Without the help of more than 10,000 volunteers, the National Weather Service wouldn’t be able to make its daily predictions.
Each year, the NWS honors up to 25 volunteers with the John Campanius Holm Award. It is a way to show appreciation for the volunteers’ dedication in collecting weather statistics.
This year, Bartow resident Jason Bauserman has been nominated for the award by regional coordinator Andrew Beavers.
“The cooperative observation program is made of volunteers,” Beavers said. “It’s a national program run by the National Weather Service. The main purpose for it is to fill in climate gaps where ordinarily the only weather information you get is from airports. Observers like Jason fill in the gaps in between so we can make a more in-depth or more clear climate picture of the entire United States.”
Beavers works with 71 volunteer observers in his coverage area which includes parts of West Virginia, Virginia, Kentucky and Ohio.
Beavers selected Bauserman for the award – the second highest NWS award given – because of his dedication to collecting weather statistics as well as his dedication to his community.
While Bauserman has been keeping records for decades, he officially became a NWS volunteer in 1991 after meeting representatives from the NWS at the State Fair.
“Its made me feel real important,” Bauserman said of being selected for the award. “I just really have a passion for that and just really enjoy doing that.”
In his 25th year of recordkeeping, Bauserman has shared his observations with The Pocahontas Times on a monthly basis.
Beavers reiterated how integral the volunteer observers are to the NWS. Over the years, the NWS has consolidated offices, leaving more space between weather centers. Volunteers have helped close those gaps – gaps that Beavers is afraid will continue to grow as the federal government continues to consolidate offices.
“There are a few people in the government who want to make regional weather centers,” he said. “Instead of having offices in Pittsburgh, Charleston and Sterling, they want to do one in D.C., one in Chicago, one in Denver and then one in L.A., or something like that. A lot of us weather service guys are like ‘you can’t do that, we have local knowledge.’ We’re trying to keep the offices local, but the government is trying to save money and do these huge regional things.”
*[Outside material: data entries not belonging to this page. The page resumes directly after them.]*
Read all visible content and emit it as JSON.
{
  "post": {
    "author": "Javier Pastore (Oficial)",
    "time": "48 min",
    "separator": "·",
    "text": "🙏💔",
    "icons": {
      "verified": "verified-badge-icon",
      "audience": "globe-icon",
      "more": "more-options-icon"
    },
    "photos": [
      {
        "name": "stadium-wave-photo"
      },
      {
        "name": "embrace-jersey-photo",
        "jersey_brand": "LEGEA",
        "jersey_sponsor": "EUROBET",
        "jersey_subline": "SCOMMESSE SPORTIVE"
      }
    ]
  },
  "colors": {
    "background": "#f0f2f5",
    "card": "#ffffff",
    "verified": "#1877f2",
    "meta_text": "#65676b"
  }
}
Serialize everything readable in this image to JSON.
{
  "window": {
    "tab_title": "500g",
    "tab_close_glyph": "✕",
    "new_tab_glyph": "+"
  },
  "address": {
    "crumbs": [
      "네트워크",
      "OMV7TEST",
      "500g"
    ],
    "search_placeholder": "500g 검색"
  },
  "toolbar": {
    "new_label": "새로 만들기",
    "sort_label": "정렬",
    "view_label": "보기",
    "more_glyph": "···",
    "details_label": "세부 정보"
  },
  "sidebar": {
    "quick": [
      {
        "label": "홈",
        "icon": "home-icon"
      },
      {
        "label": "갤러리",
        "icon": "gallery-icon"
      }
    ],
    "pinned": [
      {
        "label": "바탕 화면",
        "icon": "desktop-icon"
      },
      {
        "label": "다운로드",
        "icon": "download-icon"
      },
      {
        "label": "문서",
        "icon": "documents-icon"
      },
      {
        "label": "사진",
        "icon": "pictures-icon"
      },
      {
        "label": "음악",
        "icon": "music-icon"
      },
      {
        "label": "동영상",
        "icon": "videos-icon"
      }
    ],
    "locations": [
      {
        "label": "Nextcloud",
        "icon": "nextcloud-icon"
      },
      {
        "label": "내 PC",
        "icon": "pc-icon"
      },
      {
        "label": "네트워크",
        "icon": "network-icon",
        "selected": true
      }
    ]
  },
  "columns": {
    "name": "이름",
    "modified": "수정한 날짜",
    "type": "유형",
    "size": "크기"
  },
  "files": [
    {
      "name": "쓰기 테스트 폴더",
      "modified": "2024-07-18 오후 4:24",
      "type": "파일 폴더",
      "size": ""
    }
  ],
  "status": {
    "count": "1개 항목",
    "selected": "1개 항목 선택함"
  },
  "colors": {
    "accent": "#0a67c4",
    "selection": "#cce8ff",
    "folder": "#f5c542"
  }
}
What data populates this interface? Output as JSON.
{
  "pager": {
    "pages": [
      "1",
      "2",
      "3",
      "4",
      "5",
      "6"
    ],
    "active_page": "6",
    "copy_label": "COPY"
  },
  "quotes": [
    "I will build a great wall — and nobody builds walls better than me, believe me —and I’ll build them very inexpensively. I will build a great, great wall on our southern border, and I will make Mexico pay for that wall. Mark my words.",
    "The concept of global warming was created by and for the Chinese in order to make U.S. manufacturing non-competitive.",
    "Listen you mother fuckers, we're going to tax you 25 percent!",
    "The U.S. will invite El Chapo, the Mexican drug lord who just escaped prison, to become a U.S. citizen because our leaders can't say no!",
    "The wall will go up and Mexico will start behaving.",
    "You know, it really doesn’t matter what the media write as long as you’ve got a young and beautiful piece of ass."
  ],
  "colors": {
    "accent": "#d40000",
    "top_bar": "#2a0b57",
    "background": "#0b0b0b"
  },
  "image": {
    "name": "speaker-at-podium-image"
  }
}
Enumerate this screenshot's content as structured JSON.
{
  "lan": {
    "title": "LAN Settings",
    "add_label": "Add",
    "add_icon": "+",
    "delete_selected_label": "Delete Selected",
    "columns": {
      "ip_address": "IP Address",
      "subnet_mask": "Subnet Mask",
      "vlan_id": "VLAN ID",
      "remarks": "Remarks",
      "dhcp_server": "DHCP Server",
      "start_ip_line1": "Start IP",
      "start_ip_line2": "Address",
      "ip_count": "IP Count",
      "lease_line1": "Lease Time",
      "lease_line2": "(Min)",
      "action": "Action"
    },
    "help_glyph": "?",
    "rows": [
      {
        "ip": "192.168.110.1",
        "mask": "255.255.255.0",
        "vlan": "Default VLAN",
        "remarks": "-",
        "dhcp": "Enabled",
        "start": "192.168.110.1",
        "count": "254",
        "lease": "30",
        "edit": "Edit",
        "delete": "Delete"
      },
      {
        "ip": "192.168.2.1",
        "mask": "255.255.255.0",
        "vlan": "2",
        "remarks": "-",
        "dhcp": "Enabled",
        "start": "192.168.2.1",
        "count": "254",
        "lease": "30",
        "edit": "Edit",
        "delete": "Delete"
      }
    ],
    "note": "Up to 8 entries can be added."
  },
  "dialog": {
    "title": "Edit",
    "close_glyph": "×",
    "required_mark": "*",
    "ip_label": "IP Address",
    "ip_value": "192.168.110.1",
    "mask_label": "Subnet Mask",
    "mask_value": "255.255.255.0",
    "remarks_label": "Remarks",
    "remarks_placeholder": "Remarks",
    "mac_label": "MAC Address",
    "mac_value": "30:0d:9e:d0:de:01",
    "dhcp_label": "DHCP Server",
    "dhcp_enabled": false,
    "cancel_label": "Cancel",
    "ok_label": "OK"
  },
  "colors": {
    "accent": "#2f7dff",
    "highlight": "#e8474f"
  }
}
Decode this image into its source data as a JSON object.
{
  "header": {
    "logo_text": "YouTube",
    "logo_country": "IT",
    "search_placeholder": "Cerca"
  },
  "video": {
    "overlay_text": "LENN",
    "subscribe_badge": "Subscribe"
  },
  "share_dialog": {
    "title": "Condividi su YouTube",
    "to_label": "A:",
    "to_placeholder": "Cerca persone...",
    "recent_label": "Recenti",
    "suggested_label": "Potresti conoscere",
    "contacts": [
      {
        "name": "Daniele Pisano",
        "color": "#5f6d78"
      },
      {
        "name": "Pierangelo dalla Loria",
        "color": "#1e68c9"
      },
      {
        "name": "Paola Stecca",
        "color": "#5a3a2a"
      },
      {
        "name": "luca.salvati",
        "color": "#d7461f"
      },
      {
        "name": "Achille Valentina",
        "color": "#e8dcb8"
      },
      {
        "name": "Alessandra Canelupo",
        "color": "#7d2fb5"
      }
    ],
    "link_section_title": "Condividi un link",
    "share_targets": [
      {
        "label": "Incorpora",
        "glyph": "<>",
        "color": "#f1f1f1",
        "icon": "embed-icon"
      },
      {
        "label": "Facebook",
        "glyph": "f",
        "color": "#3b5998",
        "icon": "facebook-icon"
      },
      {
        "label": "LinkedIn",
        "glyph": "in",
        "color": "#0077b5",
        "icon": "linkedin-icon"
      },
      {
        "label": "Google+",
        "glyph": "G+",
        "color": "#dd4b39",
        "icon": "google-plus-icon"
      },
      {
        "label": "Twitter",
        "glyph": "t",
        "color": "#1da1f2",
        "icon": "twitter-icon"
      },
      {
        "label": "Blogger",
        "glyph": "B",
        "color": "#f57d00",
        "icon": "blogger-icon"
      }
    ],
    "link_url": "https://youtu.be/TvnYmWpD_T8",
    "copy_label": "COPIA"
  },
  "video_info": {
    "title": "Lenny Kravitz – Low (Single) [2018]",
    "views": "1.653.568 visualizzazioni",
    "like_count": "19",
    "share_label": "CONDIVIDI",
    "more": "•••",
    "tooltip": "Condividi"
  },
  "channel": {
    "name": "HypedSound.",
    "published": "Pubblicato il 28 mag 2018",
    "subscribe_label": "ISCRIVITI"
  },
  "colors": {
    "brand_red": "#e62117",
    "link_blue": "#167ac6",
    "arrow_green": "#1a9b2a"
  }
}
Beavers said if the offices became regional, he would have even less contact with his volunteer observers.
“I see [Bauserman] once a year – it would be forever trying to make it out here, especially if I was covering a region of five or six states,” he said. “We’ll see where that goes. It’s been shelved for now, but we’ll see. I think there’s a lot of push back because people kind of realize that you can’t do that with what we do.”
Beavers will submit information about Bauserman’s contributions as a weather observer volunteer.
Winners of the Holm Award will be announced in the summer.